When The Duke Endowment launched a retrospective evaluation of its out-of-home care grantmaking, we wanted outside experts to take a long, hard look at our work helping children in the child welfare system in the Carolinas. The Chapin Hall research institute at the University of Chicago took on the challenge, scrutinizing $49.6 million worth of investments in 80 organizations from 2006 to 2015.
The study, released late last year, taught us many things. Perhaps most significantly, it recommended that despite the many challenges to reforming complex, evolving and often fragmented child welfare systems, the Endowment should continue to invest in efforts to help foster children.
The study found that the Endowment’s shift away from providing unrestricted financial support created new challenges for the children’s homes and other child-serving agencies. However, the increased emphasis on seeking better programmatic and organizational outcomes through strategic support also encouraged providers to more clearly articulate their goals and strategies.

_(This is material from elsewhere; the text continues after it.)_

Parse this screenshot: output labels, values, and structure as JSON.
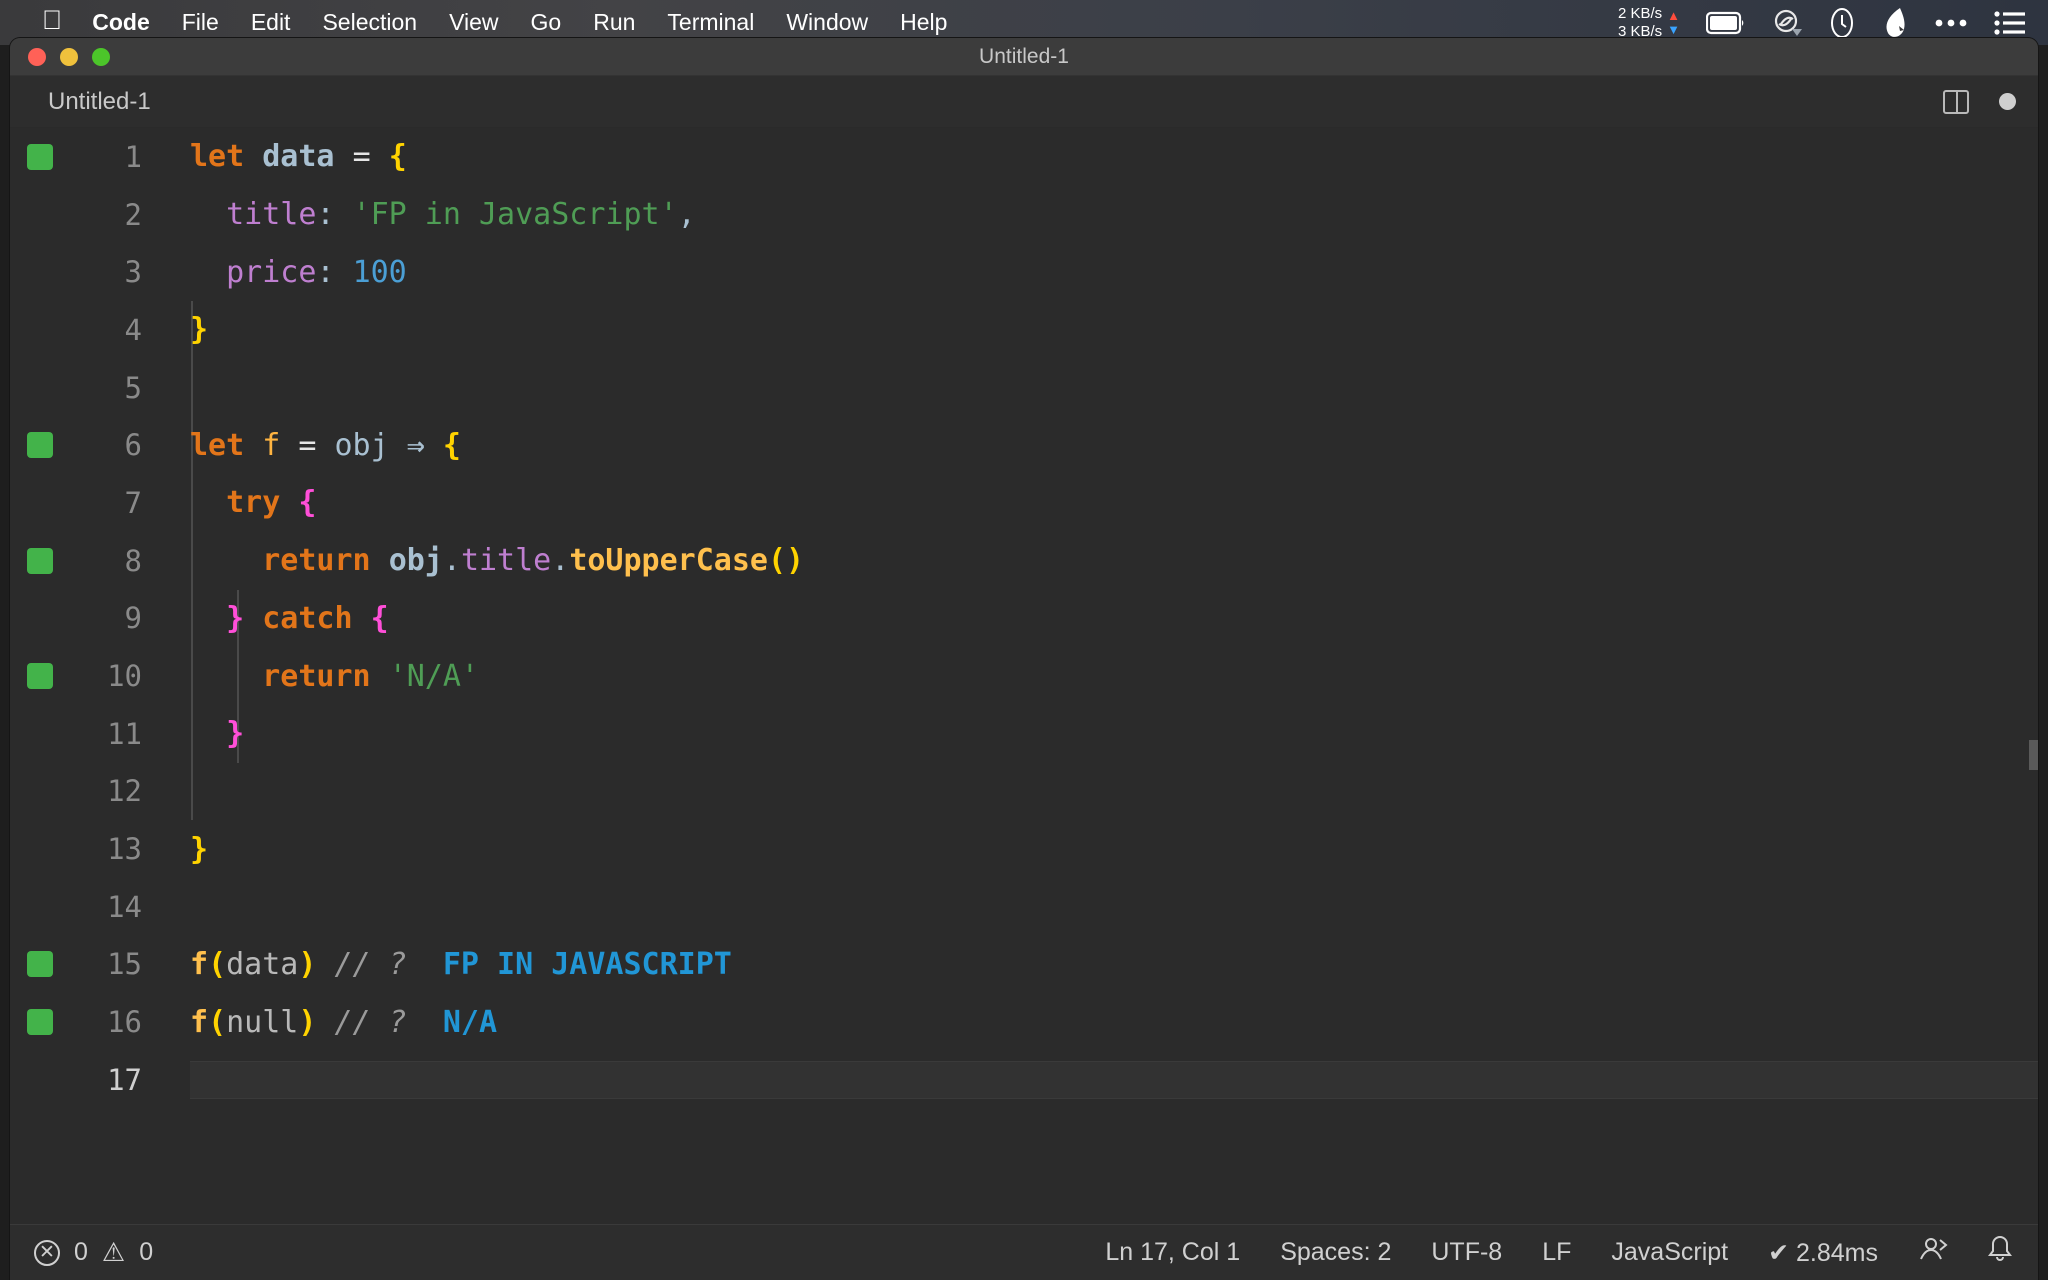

The study also took note of other major themes that emerged from the Endowment’s work over that decade: The broadening of the service array beyond residential care, the promotion of higher quality standards via national accreditation and staff competency, engagement with public child welfare systems, and the need for greater alignment of priorities among the Endowment, the states, counties and service providers.